*** Provided records ***
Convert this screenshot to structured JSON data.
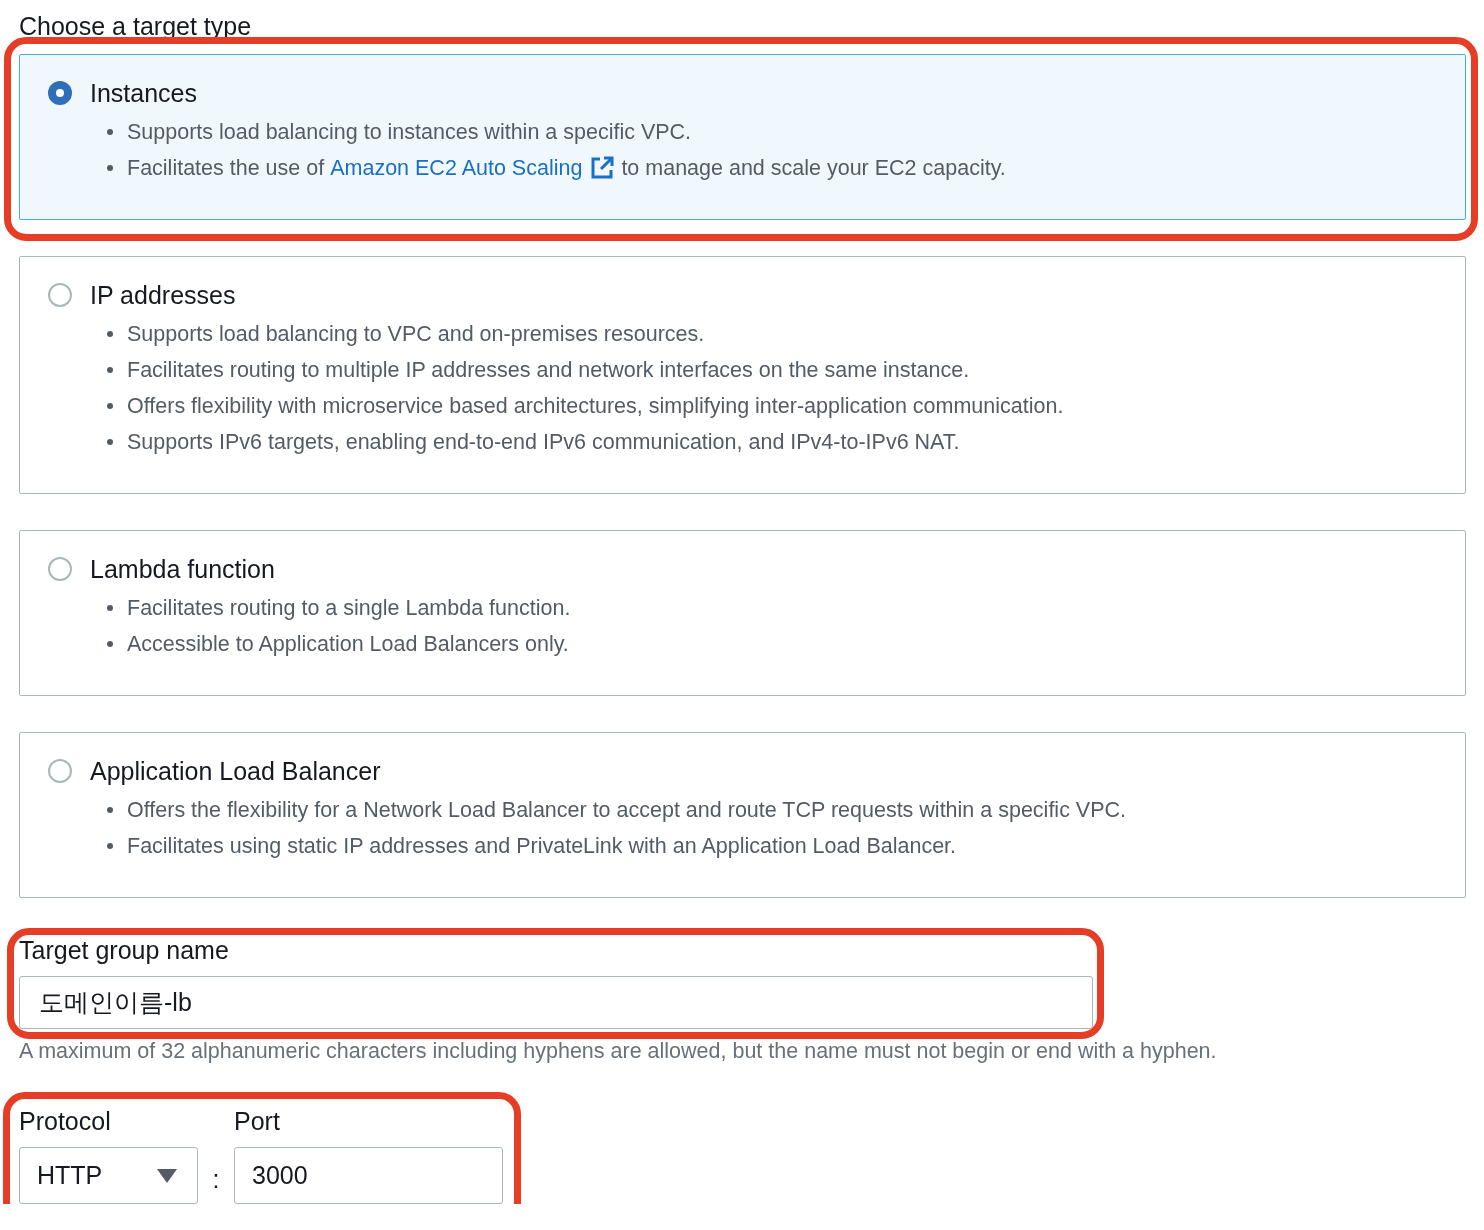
{
  "section_label": "Choose a target type",
  "target_types": [
    {
      "title": "Instances",
      "selected": true,
      "highlighted": true,
      "bullets": [
        {
          "text": "Supports load balancing to instances within a specific VPC."
        },
        {
          "text": "Facilitates the use of",
          "link": "Amazon EC2 Auto Scaling",
          "text_after": "to manage and scale your EC2 capacity."
        }
      ]
    },
    {
      "title": "IP addresses",
      "selected": false,
      "highlighted": false,
      "bullets": [
        {
          "text": "Supports load balancing to VPC and on-premises resources."
        },
        {
          "text": "Facilitates routing to multiple IP addresses and network interfaces on the same instance."
        },
        {
          "text": "Offers flexibility with microservice based architectures, simplifying inter-application communication."
        },
        {
          "text": "Supports IPv6 targets, enabling end-to-end IPv6 communication, and IPv4-to-IPv6 NAT."
        }
      ]
    },
    {
      "title": "Lambda function",
      "selected": false,
      "highlighted": false,
      "bullets": [
        {
          "text": "Facilitates routing to a single Lambda function."
        },
        {
          "text": "Accessible to Application Load Balancers only."
        }
      ]
    },
    {
      "title": "Application Load Balancer",
      "selected": false,
      "highlighted": false,
      "bullets": [
        {
          "text": "Offers the flexibility for a Network Load Balancer to accept and route TCP requests within a specific VPC."
        },
        {
          "text": "Facilitates using static IP addresses and PrivateLink with an Application Load Balancer."
        }
      ]
    }
  ],
  "name_field": {
    "label": "Target group name",
    "value": "도메인이름-lb",
    "highlighted": true,
    "hint": "A maximum of 32 alphanumeric characters including hyphens are allowed, but the name must not begin or end with a hyphen."
  },
  "listener": {
    "highlighted": true,
    "protocol": {
      "label": "Protocol",
      "value": "HTTP"
    },
    "separator": ":",
    "port": {
      "label": "Port",
      "value": "3000"
    }
  }
}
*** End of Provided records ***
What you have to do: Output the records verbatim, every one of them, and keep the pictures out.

Task output:
Convert this screenshot to structured JSON data.
{
  "section_label": "Choose a target type",
  "target_types": [
    {
      "title": "Instances",
      "selected": true,
      "highlighted": true,
      "bullets": [
        {
          "text": "Supports load balancing to instances within a specific VPC."
        },
        {
          "text": "Facilitates the use of",
          "link": "Amazon EC2 Auto Scaling",
          "text_after": "to manage and scale your EC2 capacity."
        }
      ]
    },
    {
      "title": "IP addresses",
      "selected": false,
      "highlighted": false,
      "bullets": [
        {
          "text": "Supports load balancing to VPC and on-premises resources."
        },
        {
          "text": "Facilitates routing to multiple IP addresses and network interfaces on the same instance."
        },
        {
          "text": "Offers flexibility with microservice based architectures, simplifying inter-application communication."
        },
        {
          "text": "Supports IPv6 targets, enabling end-to-end IPv6 communication, and IPv4-to-IPv6 NAT."
        }
      ]
    },
    {
      "title": "Lambda function",
      "selected": false,
      "highlighted": false,
      "bullets": [
        {
          "text": "Facilitates routing to a single Lambda function."
        },
        {
          "text": "Accessible to Application Load Balancers only."
        }
      ]
    },
    {
      "title": "Application Load Balancer",
      "selected": false,
      "highlighted": false,
      "bullets": [
        {
          "text": "Offers the flexibility for a Network Load Balancer to accept and route TCP requests within a specific VPC."
        },
        {
          "text": "Facilitates using static IP addresses and PrivateLink with an Application Load Balancer."
        }
      ]
    }
  ],
  "name_field": {
    "label": "Target group name",
    "value": "도메인이름-lb",
    "highlighted": true,
    "hint": "A maximum of 32 alphanumeric characters including hyphens are allowed, but the name must not begin or end with a hyphen."
  },
  "listener": {
    "highlighted": true,
    "protocol": {
      "label": "Protocol",
      "value": "HTTP"
    },
    "separator": ":",
    "port": {
      "label": "Port",
      "value": "3000"
    }
  }
}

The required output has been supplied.